In the US each year there are approximately 89,000 motorcycle accidents. But how many motorcycle accidents each year result in head injuries?
Most motorcycle deaths in the US each year involve some degree of head injuries. In addition, we know that head injuries are very common in non-fatal motorcycle accidents. Approximately 17 percent of motorcyclists who do not wear a helmet incur a concussion or moderate to severe head injury in a motorcycle accident. For those wearing a helmet, the number is closer to 12 percent.
Although these rates seem low, they do not take into account a portion of motorcyclists who suffer a concussion but do not receive medical treatment. Left untreated, a concussion (a mild traumatic brain injury) can result in long-term symptoms and complications.
Since concussions and other head injuries are so common in motorcycle accidents, receiving prompt medical treatment is important. Heading straight to the emergency room, urgent care, or your personal physician’s office is of utmost importance after a crash.
Some complications you might experience if you fail to get treatment for your head injury include recurring headaches, brain fog, dizziness, volatile moods (mood swings), problems with your memory, and post-concussion syndrome. Post-concussion syndrome is a period of time of ongoing concussion symptoms. It generally refers to symptoms that continue on longer than one might expect for head injury symptoms.
What is the Best Treatment for Head Injuries?
When it comes to treatment for head injuries, truly doctor knows best. Most doctors will prescribe a period of mental and physical rest. Most of us understand what physical rest is. Mental rest refers to a period of time in which you reduce your typical cognitive activity. This means putting away books, movies, television, and conversation and instead opting for long naps and quiet time.
Some people find that getting a massage is a way to relax and mentally unwind. Others find meditation or yoga helpful. Regardless, the best treatment for head injuries involves resting as much as possible. Sleeping and taking a break from mentally taxing activities can both help heal the brain.
Of course, your physician will recommend a course of treatment that maximizes recovery based on your specific injuries. Follow his or her recommendations completely. Do not stray simply because you begin to feel better. It is important to allow the brain time to heal after a head injury.
For a free legal consultation,
What Are Symptoms Associated with Head Injuries?
Symptoms of head injuries include headache, dizziness, vomiting and nausea, confusion, and difficulty processing information. Many times these injuries are apparent immediately after a motorcycle accident. But sometimes they take hours or even a couple of days to become noticeable. One of the reasons for this is that the swelling that affects the brain can slowly develop over time.
Motorcycle helmets can help to reduce the impact of a collision. And although helmeted riders do have fewer head injuries than those who choose to ride without a helmet, there are still many head injuries in those with helmets. What helmets can do is reduce the risk of skull fracture. They also reduce the risk of severe head injuries, including those resulting in loss of consciousness.
Brain injuries in a motorcycle accident among helmeted motorcyclists are less severe and the risk of death is lower.
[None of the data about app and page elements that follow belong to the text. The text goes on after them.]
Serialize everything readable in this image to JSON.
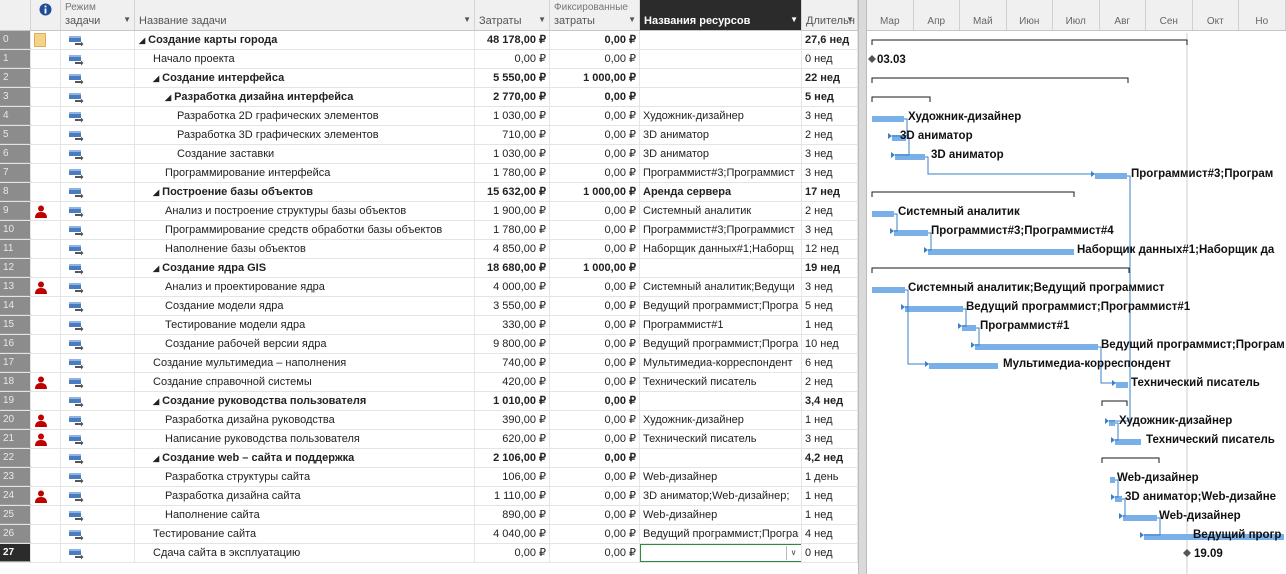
{
  "columns": {
    "indicators_icon": "info-icon",
    "mode": {
      "line1": "Режим",
      "line2": "задачи"
    },
    "name": "Название задачи",
    "cost": "Затраты",
    "fixed_cost": {
      "line1": "Фиксированные",
      "line2": "затраты"
    },
    "resources": "Названия ресурсов",
    "duration": "Длительн"
  },
  "timescale": {
    "months": [
      "Мар",
      "Апр",
      "Май",
      "Июн",
      "Июл",
      "Авг",
      "Сен",
      "Окт",
      "Но"
    ]
  },
  "rows": [
    {
      "id": "0",
      "name": "Создание карты города",
      "cost": "48 178,00 ₽",
      "fixed": "0,00 ₽",
      "resources": "",
      "duration": "27,6 нед",
      "summary": true,
      "level": 0,
      "indicator": "note"
    },
    {
      "id": "1",
      "name": "Начало проекта",
      "cost": "0,00 ₽",
      "fixed": "0,00 ₽",
      "resources": "",
      "duration": "0 нед",
      "summary": false,
      "level": 1,
      "indicator": ""
    },
    {
      "id": "2",
      "name": "Создание интерфейса",
      "cost": "5 550,00 ₽",
      "fixed": "1 000,00 ₽",
      "resources": "",
      "duration": "22 нед",
      "summary": true,
      "level": 1,
      "indicator": ""
    },
    {
      "id": "3",
      "name": "Разработка дизайна интерфейса",
      "cost": "2 770,00 ₽",
      "fixed": "0,00 ₽",
      "resources": "",
      "duration": "5 нед",
      "summary": true,
      "level": 2,
      "indicator": ""
    },
    {
      "id": "4",
      "name": "Разработка 2D графических элементов",
      "cost": "1 030,00 ₽",
      "fixed": "0,00 ₽",
      "resources": "Художник-дизайнер",
      "duration": "3 нед",
      "summary": false,
      "level": 3,
      "indicator": ""
    },
    {
      "id": "5",
      "name": "Разработка 3D графических элементов",
      "cost": "710,00 ₽",
      "fixed": "0,00 ₽",
      "resources": "3D аниматор",
      "duration": "2 нед",
      "summary": false,
      "level": 3,
      "indicator": ""
    },
    {
      "id": "6",
      "name": "Создание заставки",
      "cost": "1 030,00 ₽",
      "fixed": "0,00 ₽",
      "resources": "3D аниматор",
      "duration": "3 нед",
      "summary": false,
      "level": 3,
      "indicator": ""
    },
    {
      "id": "7",
      "name": "Программирование интерфейса",
      "cost": "1 780,00 ₽",
      "fixed": "0,00 ₽",
      "resources": "Программист#3;Программист",
      "duration": "3 нед",
      "summary": false,
      "level": 2,
      "indicator": ""
    },
    {
      "id": "8",
      "name": "Построение базы объектов",
      "cost": "15 632,00 ₽",
      "fixed": "1 000,00 ₽",
      "resources": "Аренда сервера",
      "duration": "17 нед",
      "summary": true,
      "level": 1,
      "indicator": ""
    },
    {
      "id": "9",
      "name": "Анализ и построение структуры базы объектов",
      "cost": "1 900,00 ₽",
      "fixed": "0,00 ₽",
      "resources": "Системный аналитик",
      "duration": "2 нед",
      "summary": false,
      "level": 2,
      "indicator": "person"
    },
    {
      "id": "10",
      "name": "Программирование средств обработки базы объектов",
      "cost": "1 780,00 ₽",
      "fixed": "0,00 ₽",
      "resources": "Программист#3;Программист",
      "duration": "3 нед",
      "summary": false,
      "level": 2,
      "indicator": ""
    },
    {
      "id": "11",
      "name": "Наполнение базы объектов",
      "cost": "4 850,00 ₽",
      "fixed": "0,00 ₽",
      "resources": "Наборщик данных#1;Наборщ",
      "duration": "12 нед",
      "summary": false,
      "level": 2,
      "indicator": ""
    },
    {
      "id": "12",
      "name": "Создание ядра GIS",
      "cost": "18 680,00 ₽",
      "fixed": "1 000,00 ₽",
      "resources": "",
      "duration": "19 нед",
      "summary": true,
      "level": 1,
      "indicator": ""
    },
    {
      "id": "13",
      "name": "Анализ и проектирование ядра",
      "cost": "4 000,00 ₽",
      "fixed": "0,00 ₽",
      "resources": "Системный аналитик;Ведущи",
      "duration": "3 нед",
      "summary": false,
      "level": 2,
      "indicator": "person"
    },
    {
      "id": "14",
      "name": "Создание модели ядра",
      "cost": "3 550,00 ₽",
      "fixed": "0,00 ₽",
      "resources": "Ведущий программист;Програ",
      "duration": "5 нед",
      "summary": false,
      "level": 2,
      "indicator": ""
    },
    {
      "id": "15",
      "name": "Тестирование модели ядра",
      "cost": "330,00 ₽",
      "fixed": "0,00 ₽",
      "resources": "Программист#1",
      "duration": "1 нед",
      "summary": false,
      "level": 2,
      "indicator": ""
    },
    {
      "id": "16",
      "name": "Создание рабочей версии ядра",
      "cost": "9 800,00 ₽",
      "fixed": "0,00 ₽",
      "resources": "Ведущий программист;Програ",
      "duration": "10 нед",
      "summary": false,
      "level": 2,
      "indicator": ""
    },
    {
      "id": "17",
      "name": "Создание мультимедиа – наполнения",
      "cost": "740,00 ₽",
      "fixed": "0,00 ₽",
      "resources": "Мультимедиа-корреспондент",
      "duration": "6 нед",
      "summary": false,
      "level": 1,
      "indicator": ""
    },
    {
      "id": "18",
      "name": "Создание справочной системы",
      "cost": "420,00 ₽",
      "fixed": "0,00 ₽",
      "resources": "Технический писатель",
      "duration": "2 нед",
      "summary": false,
      "level": 1,
      "indicator": "person"
    },
    {
      "id": "19",
      "name": "Создание руководства пользователя",
      "cost": "1 010,00 ₽",
      "fixed": "0,00 ₽",
      "resources": "",
      "duration": "3,4 нед",
      "summary": true,
      "level": 1,
      "indicator": ""
    },
    {
      "id": "20",
      "name": "Разработка дизайна руководства",
      "cost": "390,00 ₽",
      "fixed": "0,00 ₽",
      "resources": "Художник-дизайнер",
      "duration": "1 нед",
      "summary": false,
      "level": 2,
      "indicator": "person"
    },
    {
      "id": "21",
      "name": "Написание руководства пользователя",
      "cost": "620,00 ₽",
      "fixed": "0,00 ₽",
      "resources": "Технический писатель",
      "duration": "3 нед",
      "summary": false,
      "level": 2,
      "indicator": "person"
    },
    {
      "id": "22",
      "name": "Создание web – сайта и поддержка",
      "cost": "2 106,00 ₽",
      "fixed": "0,00 ₽",
      "resources": "",
      "duration": "4,2 нед",
      "summary": true,
      "level": 1,
      "indicator": ""
    },
    {
      "id": "23",
      "name": "Разработка структуры сайта",
      "cost": "106,00 ₽",
      "fixed": "0,00 ₽",
      "resources": "Web-дизайнер",
      "duration": "1 день",
      "summary": false,
      "level": 2,
      "indicator": ""
    },
    {
      "id": "24",
      "name": "Разработка дизайна сайта",
      "cost": "1 110,00 ₽",
      "fixed": "0,00 ₽",
      "resources": "3D аниматор;Web-дизайнер;",
      "duration": "1 нед",
      "summary": false,
      "level": 2,
      "indicator": "person"
    },
    {
      "id": "25",
      "name": "Наполнение сайта",
      "cost": "890,00 ₽",
      "fixed": "0,00 ₽",
      "resources": "Web-дизайнер",
      "duration": "1 нед",
      "summary": false,
      "level": 2,
      "indicator": ""
    },
    {
      "id": "26",
      "name": "Тестирование сайта",
      "cost": "4 040,00 ₽",
      "fixed": "0,00 ₽",
      "resources": "Ведущий программист;Програ",
      "duration": "4 нед",
      "summary": false,
      "level": 1,
      "indicator": ""
    },
    {
      "id": "27",
      "name": "Сдача сайта в эксплуатацию",
      "cost": "0,00 ₽",
      "fixed": "0,00 ₽",
      "resources": "",
      "duration": "0 нед",
      "summary": false,
      "level": 1,
      "indicator": "",
      "current": true
    }
  ],
  "gantt_labels": {
    "start_milestone": "03.03",
    "end_milestone": "19.09",
    "task_4": "Художник-дизайнер",
    "task_5": "3D аниматор",
    "task_6": "3D аниматор",
    "task_7": "Программист#3;Програм",
    "task_9": "Системный аналитик",
    "task_10": "Программист#3;Программист#4",
    "task_11": "Наборщик данных#1;Наборщик да",
    "task_13": "Системный аналитик;Ведущий программист",
    "task_14": "Ведущий программист;Программист#1",
    "task_15": "Программист#1",
    "task_16": "Ведущий программист;Програм",
    "task_17": "Мультимедиа-корреспондент",
    "task_18": "Технический писатель",
    "task_20": "Художник-дизайнер",
    "task_21": "Технический писатель",
    "task_23": "Web-дизайнер",
    "task_24": "3D аниматор;Web-дизайне",
    "task_25": "Web-дизайнер",
    "task_26": "Ведущий прогр"
  },
  "colors": {
    "bar": "#7ab0e8",
    "link": "#3a7fc8",
    "summary": "#1a1a1a",
    "row_header": "#8c8c8c",
    "selected_header": "#2b2b2b",
    "person_icon": "#c00000",
    "edit_border": "#2e8b3e"
  }
}
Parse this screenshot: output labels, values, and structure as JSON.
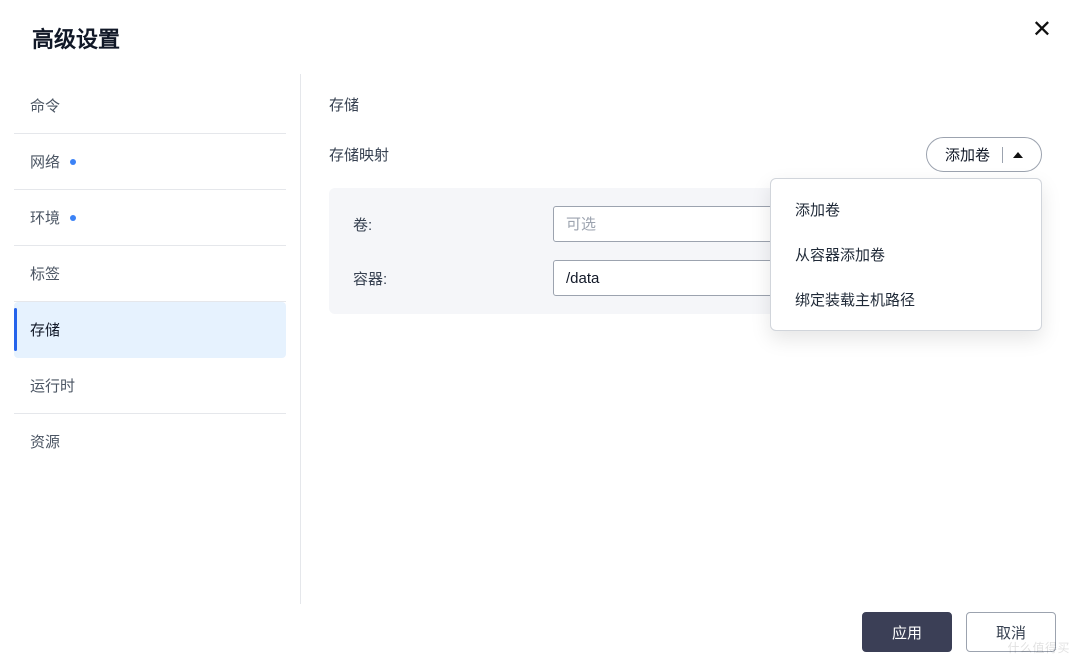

But remember that although a helmet can provide some degree of protection in a motorcycle accident, helmets should never be used after being involved in a crash. This is because although the exterior of the helmet may appear alright, the materials that compose the interior can be damaged. This damage can reduce their ability to absorb the impact that occurs in a crash, leaving you exposed to more dangerous and damaging head injuries.
My Experience Representing People with Head Injuries in Motorcycle Accidents
Having represented motorcycle accident victims for over 30 years, I have a keen insight into concussions. I have seen how even a seemingly minor concussion can be debilitating. I have represented people who have suffered major traumatic brain injury in a motorcycle accident and have ended up making complete or nearly complete recoveries. What I can tell you is that concussions and traumatic brain injuries are not at all predictable.
I represented a young man once who had suffered a concussion in a motorcycle crash. Immediately after the crash he reported a mild headache but otherwise seemed unhurt. Fortunately, his mother was a nurse at a nearby physician’s office and she urged him to come in to get checked out. One of the doctors at her office were able to diagnose him with a concussion after performing several tests.
In the days following his motorcycle accident, he developed additional symptoms due to his head injury. He suffered from nausea, headaches, and had trouble concentrating. He slept a lot and his mother reported that he was moody and behaved unusually. He ended up requiring several visits with a neurologist before he was cleared to return to work.
Head injuries are among the most common injuries in motorcycle accidents. No head injury should be taken lightly. Always adhere to your doctor’s orders. And be sure to have quality representation with a top motorcycle accident lawyer. For more information or a free consultation with one of the attorneys at the Law Firm of Kass & Moses, call 1-800-MOTORCYCLE today.